In my last column I talked about some of the benefits of capitalism. Now, I will take up some of the common complaints about it.
We feel outraged if we believe that a business has “gouged” consumers with high prices. We had complaints of price-gouging in the gasoline business in North Carolina not too long ago. Here’s an even more extreme example, though, that will actually illustrate how raising prices during a supply shortage helps consumers in the short and long run: Let’s assume that a hurricane hits Southeastern North Carolina. If the hotels in Lumberton know that people will be evacuating the coast, should they double the price of a room, knowing that they can still sell all of their rooms that night? Believe it or not, to best meet the full needs of society, the answer is yes.
If they kept prices the same, believing that to be noble, they will actually help fewer people. Some regular Interstate 95 traffic, for example, will use some of the rooms. If these travelers learn the price has doubled, though, they will get back on the road, leaving more rooms available for evacuees. If I lived on the coast with my family of seven, if rooms were regular price, I would probably book two rooms for my family. If the price doubled, I have a decision. I could pay the higher price for both rooms. However, if I had the ability to drive farther inland, I might be able to get a cheaper rate. Or, if I was unwilling to be farther away from my coastal home, we would have Camp Dent for a night or two, all staying in one room. Either way, more evacuees are served by Lumberton hotels. People with the resources to travel farther will do so.
It may seem counter-intuitive, but the price signaling mechanism of free markets will most efficiently deliver more services to more people in need. Allowing free markets to operate results in the fastest resupply of resources. Prices will also return to normal levels more quickly. If prices truly doubled for more than a night or two, some form of supply would rush in. For example, I could kick one of my kids out of his room and advertise a room for rent for $50 a night. This leads to another common complaint about capitalism. In order for trades to be fair, both parties must have equal information. This potential imbalance is why we have laws against insider trading of stocks.

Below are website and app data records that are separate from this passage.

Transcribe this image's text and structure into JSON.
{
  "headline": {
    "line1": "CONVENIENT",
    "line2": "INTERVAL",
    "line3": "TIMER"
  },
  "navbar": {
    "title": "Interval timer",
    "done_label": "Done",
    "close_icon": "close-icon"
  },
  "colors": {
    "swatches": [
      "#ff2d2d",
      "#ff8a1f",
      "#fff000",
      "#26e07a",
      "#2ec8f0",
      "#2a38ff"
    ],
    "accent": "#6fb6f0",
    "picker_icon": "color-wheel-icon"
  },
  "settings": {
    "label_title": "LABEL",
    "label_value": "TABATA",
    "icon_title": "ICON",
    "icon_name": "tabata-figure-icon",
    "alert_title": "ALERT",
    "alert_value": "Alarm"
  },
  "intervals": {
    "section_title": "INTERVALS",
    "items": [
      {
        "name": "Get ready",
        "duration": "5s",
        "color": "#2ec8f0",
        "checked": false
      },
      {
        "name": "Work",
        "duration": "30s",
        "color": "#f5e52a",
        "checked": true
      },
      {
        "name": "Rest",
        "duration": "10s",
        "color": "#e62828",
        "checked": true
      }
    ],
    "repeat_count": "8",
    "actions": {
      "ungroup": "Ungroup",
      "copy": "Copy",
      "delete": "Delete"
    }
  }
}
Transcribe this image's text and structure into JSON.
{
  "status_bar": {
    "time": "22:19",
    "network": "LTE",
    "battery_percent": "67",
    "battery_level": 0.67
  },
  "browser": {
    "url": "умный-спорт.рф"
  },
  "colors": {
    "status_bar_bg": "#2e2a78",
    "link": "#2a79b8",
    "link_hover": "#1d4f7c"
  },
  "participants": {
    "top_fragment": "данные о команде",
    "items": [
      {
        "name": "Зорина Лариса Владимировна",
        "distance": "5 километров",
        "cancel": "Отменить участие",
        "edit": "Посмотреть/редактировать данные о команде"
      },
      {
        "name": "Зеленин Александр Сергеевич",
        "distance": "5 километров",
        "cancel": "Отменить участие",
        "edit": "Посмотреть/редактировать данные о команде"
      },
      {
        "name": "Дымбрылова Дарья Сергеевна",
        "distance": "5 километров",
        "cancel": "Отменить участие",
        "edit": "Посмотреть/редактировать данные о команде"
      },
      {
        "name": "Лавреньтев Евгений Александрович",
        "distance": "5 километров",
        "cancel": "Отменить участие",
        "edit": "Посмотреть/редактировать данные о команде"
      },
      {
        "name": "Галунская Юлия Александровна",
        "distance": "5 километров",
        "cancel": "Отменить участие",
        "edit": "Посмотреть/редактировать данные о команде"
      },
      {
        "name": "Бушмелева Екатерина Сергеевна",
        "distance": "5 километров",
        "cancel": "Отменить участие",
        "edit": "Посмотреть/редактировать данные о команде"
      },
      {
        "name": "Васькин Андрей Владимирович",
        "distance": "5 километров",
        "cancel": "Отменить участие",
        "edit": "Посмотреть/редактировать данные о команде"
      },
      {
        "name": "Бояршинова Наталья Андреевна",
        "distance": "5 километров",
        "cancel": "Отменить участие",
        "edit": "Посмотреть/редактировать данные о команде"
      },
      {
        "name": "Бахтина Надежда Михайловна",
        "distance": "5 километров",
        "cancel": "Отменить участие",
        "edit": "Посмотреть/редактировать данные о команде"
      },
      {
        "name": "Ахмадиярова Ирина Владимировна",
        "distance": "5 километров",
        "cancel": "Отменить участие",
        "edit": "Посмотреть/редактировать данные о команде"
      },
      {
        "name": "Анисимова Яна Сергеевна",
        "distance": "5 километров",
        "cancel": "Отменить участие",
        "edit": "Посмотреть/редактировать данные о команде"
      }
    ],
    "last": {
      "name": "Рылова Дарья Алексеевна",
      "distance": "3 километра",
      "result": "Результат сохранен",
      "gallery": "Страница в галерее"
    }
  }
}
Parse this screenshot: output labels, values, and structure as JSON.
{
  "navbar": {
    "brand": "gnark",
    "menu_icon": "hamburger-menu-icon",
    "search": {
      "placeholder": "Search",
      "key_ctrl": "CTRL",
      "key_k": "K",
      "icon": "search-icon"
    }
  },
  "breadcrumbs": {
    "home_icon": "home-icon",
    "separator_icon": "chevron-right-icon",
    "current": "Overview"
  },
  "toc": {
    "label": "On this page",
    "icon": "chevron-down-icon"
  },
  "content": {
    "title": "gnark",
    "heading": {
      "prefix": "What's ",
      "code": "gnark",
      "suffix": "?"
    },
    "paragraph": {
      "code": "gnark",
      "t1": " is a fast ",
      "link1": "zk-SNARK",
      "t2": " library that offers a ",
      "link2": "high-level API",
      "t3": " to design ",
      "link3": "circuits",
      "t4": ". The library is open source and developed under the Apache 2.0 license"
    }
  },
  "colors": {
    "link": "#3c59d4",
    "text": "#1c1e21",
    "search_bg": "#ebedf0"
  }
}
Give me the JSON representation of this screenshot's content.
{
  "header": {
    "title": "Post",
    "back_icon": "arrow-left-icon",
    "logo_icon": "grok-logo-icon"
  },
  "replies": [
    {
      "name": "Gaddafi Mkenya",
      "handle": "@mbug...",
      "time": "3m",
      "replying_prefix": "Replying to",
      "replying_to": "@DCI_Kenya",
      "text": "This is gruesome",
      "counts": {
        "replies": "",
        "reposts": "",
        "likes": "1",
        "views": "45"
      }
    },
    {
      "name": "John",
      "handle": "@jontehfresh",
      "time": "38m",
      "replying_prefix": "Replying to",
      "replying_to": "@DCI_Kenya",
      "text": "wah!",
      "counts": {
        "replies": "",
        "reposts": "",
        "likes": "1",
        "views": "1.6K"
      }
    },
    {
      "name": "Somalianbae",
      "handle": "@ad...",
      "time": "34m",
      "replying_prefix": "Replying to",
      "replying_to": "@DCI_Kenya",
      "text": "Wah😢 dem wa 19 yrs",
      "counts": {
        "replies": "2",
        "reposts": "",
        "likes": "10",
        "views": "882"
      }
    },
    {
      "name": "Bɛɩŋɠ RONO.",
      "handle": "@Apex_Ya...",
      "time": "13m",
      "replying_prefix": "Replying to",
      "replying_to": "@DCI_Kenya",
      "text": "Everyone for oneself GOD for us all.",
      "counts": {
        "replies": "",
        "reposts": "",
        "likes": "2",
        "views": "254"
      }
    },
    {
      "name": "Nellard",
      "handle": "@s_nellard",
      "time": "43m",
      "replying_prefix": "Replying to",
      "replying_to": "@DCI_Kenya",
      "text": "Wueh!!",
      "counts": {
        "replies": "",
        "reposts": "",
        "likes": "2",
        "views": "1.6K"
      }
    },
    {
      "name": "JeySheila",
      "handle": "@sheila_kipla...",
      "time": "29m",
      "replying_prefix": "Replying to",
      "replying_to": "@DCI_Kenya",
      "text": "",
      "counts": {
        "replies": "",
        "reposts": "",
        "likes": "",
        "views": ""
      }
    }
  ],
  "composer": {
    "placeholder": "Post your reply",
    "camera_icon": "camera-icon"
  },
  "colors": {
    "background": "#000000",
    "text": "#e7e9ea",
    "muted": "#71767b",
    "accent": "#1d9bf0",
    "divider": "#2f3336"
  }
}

If I am an executive for a publicly-traded corporation, I’ll be the first to know if something very bad is about to happen to my company’s earnings. I could easily profit from this information by selling shares I own in my company or short-selling. Because of the easy availability of information today, capitalism has become fairest at a time when we’re hampering it the most. Twenty years ago, it would not have been easy for the evacuee to find out that I was renting a bedroom for $50 a night. With all of the social media, this information is easily posted by me and retrieved by others. Consequently, it’s rarely the case today where two people enter into an economic transaction where one side has information that is unobtainable by the other side.
If prices are ever held artificially low, more people suffer, and ironically, the poor usually suffer the most. If rent to the landlord on low-cost housing is, by law, below the market rate, we know from decades of experience that two things will certainly happen. First, no new low-cost housing will be built. Why would someone invest in housing that is guaranteed to lose money? Second, existing low-cost housing won’t be maintained. If the landlord doesn’t receive enough money to cover her bills, maintenance cannot be performed. So, a seemingly benevolent policy — holding prices low to help the poor, results in a small number of people getting a financial windfall, but living in dilapidated housing. Moreover, no additional poor people will be helped.
When asked about democracy, Winston Churchill said it “is the worst form of government except all the others that have been tried.”
The same is true with capitalism. It has its flaws, but it’s a better economic system than the others. We would be wise not to hamper it.
Eric B. Dent, a Lumberton resident, is a business professor at Fayetteville State University.
The Robesonian, June 2, 2013